- _REQUIREMENT_
Search the entries for the word "true" and report each line that has it.

- _SUPPLIED INFORMATION_
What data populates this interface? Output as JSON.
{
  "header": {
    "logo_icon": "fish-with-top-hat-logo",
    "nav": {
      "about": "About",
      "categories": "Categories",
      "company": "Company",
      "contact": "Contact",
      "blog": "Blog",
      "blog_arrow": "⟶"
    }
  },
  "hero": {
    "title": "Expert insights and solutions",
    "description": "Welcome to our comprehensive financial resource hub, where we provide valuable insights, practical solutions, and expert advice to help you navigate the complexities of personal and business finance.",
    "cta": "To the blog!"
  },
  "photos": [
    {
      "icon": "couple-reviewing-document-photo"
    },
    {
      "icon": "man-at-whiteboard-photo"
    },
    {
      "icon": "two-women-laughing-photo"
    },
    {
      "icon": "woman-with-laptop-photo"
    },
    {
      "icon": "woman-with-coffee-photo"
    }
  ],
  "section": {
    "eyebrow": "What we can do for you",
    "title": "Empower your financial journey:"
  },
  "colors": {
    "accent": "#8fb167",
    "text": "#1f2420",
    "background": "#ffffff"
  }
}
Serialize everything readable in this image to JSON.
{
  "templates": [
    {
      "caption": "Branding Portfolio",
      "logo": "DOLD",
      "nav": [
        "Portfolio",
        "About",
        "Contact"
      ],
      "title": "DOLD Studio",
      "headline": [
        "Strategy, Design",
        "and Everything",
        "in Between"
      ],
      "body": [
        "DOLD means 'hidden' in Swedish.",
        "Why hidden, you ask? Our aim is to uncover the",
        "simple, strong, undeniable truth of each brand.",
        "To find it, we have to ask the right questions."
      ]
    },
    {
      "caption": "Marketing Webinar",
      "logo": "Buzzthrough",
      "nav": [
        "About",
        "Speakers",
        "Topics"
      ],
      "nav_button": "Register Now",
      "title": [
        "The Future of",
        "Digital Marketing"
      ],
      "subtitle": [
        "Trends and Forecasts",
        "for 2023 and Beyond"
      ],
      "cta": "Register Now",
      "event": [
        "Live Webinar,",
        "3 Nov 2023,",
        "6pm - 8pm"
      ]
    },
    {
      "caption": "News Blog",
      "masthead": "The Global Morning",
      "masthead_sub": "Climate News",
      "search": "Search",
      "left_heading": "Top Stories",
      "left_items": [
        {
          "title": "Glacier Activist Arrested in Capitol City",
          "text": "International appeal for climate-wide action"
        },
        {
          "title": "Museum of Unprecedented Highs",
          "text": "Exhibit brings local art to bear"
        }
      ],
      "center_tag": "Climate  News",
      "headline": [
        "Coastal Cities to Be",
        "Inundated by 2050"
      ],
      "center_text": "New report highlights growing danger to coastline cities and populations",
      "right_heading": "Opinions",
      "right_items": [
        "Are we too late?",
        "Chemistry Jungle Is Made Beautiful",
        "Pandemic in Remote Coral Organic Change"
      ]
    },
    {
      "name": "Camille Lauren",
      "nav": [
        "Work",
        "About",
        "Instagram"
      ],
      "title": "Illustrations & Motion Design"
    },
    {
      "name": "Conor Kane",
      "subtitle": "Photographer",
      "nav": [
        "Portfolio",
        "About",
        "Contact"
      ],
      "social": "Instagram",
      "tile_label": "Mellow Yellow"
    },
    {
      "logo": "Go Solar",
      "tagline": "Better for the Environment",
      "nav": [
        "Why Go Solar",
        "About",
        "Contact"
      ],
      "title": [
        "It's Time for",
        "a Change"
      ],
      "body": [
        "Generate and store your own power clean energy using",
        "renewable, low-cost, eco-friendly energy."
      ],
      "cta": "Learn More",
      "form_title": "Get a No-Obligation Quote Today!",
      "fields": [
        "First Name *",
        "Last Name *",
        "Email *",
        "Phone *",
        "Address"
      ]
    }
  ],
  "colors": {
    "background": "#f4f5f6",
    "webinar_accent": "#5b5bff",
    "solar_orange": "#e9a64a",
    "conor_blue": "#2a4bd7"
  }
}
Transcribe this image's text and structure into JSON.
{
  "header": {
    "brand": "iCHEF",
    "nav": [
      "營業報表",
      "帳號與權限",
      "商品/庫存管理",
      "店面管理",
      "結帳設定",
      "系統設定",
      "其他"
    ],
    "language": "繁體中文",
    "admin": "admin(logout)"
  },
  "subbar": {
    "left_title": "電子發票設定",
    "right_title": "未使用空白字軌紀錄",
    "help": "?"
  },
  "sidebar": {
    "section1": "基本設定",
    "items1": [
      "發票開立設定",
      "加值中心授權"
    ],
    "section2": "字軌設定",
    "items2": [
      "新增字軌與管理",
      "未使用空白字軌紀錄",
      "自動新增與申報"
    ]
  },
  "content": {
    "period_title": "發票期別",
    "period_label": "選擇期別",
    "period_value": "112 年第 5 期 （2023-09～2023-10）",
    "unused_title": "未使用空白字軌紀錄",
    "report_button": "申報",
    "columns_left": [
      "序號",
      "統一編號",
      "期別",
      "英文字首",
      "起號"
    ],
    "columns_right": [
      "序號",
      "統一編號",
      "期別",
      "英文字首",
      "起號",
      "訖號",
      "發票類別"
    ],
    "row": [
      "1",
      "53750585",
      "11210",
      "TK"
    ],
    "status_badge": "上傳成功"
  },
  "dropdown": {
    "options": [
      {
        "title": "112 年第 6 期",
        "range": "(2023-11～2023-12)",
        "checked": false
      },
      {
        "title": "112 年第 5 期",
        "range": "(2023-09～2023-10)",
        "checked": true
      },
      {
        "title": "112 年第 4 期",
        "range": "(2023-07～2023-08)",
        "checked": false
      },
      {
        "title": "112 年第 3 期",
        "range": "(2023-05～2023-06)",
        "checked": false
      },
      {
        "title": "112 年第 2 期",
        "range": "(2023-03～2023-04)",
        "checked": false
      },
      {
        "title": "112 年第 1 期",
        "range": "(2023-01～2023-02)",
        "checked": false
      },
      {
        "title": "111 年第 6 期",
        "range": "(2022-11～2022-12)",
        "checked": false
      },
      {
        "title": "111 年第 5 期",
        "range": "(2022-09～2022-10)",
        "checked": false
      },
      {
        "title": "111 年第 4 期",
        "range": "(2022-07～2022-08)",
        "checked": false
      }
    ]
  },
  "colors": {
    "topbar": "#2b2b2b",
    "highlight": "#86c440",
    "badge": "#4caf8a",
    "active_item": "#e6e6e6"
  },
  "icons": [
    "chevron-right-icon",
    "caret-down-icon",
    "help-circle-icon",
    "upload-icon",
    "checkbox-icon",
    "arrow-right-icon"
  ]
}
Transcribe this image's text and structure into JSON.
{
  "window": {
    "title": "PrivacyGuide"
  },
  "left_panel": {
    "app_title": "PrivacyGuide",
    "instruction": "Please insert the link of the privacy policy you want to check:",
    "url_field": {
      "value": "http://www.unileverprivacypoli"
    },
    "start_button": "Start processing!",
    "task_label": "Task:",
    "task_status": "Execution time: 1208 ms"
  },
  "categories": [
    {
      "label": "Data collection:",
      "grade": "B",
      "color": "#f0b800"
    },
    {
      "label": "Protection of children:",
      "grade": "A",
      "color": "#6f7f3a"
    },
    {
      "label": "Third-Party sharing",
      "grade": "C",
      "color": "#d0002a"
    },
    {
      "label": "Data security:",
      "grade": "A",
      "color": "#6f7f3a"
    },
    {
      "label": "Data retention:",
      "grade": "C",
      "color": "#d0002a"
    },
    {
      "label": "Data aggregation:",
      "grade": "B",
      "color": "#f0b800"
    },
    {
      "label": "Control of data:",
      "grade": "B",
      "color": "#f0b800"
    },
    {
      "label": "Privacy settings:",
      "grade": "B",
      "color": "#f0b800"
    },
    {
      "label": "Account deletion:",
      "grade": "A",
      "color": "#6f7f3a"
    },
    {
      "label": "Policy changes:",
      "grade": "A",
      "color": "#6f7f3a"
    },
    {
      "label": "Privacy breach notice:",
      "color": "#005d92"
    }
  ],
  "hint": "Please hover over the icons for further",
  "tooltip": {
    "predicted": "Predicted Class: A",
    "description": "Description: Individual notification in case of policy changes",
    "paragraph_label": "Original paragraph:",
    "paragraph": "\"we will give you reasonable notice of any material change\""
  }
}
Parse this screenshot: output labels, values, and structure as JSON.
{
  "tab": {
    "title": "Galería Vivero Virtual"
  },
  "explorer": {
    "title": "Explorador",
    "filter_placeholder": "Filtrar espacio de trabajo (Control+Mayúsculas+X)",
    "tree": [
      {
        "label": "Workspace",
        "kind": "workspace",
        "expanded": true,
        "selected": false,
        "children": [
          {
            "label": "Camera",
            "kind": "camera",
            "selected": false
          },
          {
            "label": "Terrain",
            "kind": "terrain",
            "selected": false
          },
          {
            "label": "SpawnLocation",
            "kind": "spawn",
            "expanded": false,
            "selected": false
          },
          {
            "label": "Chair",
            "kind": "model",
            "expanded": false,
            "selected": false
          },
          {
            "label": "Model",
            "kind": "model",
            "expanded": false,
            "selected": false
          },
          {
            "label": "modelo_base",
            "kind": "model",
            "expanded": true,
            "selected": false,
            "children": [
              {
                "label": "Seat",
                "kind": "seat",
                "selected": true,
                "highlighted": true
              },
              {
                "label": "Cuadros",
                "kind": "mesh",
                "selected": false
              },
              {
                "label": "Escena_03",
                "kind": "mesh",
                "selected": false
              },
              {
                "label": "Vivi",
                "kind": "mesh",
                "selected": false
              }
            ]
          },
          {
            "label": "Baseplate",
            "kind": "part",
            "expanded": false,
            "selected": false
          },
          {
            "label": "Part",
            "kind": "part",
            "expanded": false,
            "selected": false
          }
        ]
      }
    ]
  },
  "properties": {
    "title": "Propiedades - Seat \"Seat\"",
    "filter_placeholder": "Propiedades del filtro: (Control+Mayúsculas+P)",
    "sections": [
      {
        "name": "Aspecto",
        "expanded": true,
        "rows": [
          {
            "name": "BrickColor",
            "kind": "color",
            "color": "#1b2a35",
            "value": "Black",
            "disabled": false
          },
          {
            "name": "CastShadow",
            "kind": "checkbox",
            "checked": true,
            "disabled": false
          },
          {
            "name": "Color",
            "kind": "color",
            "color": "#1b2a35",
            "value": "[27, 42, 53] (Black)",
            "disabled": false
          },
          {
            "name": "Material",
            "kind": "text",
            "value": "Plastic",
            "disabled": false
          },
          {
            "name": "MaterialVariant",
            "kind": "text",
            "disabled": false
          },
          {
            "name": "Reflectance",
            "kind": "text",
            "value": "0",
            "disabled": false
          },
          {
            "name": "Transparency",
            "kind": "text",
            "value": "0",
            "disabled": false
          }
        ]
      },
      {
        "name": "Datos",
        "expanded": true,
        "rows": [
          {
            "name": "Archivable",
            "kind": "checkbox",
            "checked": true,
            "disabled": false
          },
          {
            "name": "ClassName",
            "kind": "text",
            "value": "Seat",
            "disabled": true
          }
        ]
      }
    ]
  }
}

- _SOLVED EXERCISE_
        "checked": true
        "expanded": true,
            "expanded": true,
                "selected": true,
                "highlighted": true
        "expanded": true,
            "checked": true,
        "expanded": true,
            "checked": true,
            "disabled": true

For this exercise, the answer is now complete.